DescriptionThe goal of this paper is to explore the relevance of Stoic cosmopolitanism (and particularly of its emotional dimension) for the question of immigration. The fact that Stoic cosmopolitanism is not only linked to reason, justice and duties (as much of modern and contemporary forms of cosmopolitanism), but it also involves an emotional component (namely, a form of cosmopolitan friendship or love) becomes particularly clear in the context of the Stoic theory of appropriation (oikeiōsis). According to Hierocles, one’s relation to others is naturally organized in concentric circles – which means that those that are closest to oneself (particularly one’s family) are the object of greater friendship and care, whereas more distant people (such as fellow citizens, people of the same ethnicity or even the rest of humankind) receive the least affection and care.
In light of this, it is easy to understand the tendency not to care about immigrants or foreigners and to establish strong borders. However, the Stoics argue that the development of rationality allows for a different kind of relation (or appropriation), which recognizes all human beings as equal and, consequently, brings every human being to the central circle. Guided by Martha Nussbaum’s analysis of political emotions and her use of imagination and art, I will briefly explore the possibility of using Stoic thought and its use of cosmopolitan images as a way of developing – both in individuals and societies – not only a form of cosmopolitan friendship, but also a loving tolerance for immigrants and foreigners.
|Period||6 Jul 2020|
|Event title||11th Summer-School in Political Philosophy & International Relations: Open Borders, Closed Borders: Europe, Toleration and Immigration|

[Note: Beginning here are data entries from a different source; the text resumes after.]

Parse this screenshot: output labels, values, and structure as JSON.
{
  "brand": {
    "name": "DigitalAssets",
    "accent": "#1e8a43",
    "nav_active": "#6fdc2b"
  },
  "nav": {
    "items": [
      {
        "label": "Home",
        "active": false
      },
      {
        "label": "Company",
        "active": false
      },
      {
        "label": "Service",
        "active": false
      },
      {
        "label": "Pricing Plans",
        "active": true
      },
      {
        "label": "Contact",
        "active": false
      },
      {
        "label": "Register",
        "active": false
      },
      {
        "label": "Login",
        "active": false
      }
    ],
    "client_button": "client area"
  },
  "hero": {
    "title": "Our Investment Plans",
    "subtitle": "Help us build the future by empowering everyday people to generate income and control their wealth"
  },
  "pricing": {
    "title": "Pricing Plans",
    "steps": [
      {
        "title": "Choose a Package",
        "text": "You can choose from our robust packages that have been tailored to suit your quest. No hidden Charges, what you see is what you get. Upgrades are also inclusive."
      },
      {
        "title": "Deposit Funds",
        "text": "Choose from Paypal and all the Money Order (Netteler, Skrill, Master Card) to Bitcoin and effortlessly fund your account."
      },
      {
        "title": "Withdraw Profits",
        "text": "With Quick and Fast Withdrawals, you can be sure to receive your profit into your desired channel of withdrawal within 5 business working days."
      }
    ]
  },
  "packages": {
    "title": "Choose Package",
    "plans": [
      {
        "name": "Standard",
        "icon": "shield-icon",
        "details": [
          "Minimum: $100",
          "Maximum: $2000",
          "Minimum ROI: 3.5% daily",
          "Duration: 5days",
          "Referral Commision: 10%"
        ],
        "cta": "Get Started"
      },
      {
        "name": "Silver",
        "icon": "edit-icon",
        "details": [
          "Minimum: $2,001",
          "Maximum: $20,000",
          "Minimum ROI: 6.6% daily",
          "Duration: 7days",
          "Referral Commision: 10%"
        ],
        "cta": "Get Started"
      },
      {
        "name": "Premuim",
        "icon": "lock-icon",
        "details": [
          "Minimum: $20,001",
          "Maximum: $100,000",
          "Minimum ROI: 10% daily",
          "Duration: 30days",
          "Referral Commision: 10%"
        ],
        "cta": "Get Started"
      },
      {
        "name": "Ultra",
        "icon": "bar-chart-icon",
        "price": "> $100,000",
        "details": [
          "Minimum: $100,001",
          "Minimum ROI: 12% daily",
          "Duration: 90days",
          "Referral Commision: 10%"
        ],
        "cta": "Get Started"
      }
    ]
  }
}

|Location||PortugalShow on map|
|Degree of Recognition||International|
- Cosmopolitan imagination
- Loving tolerance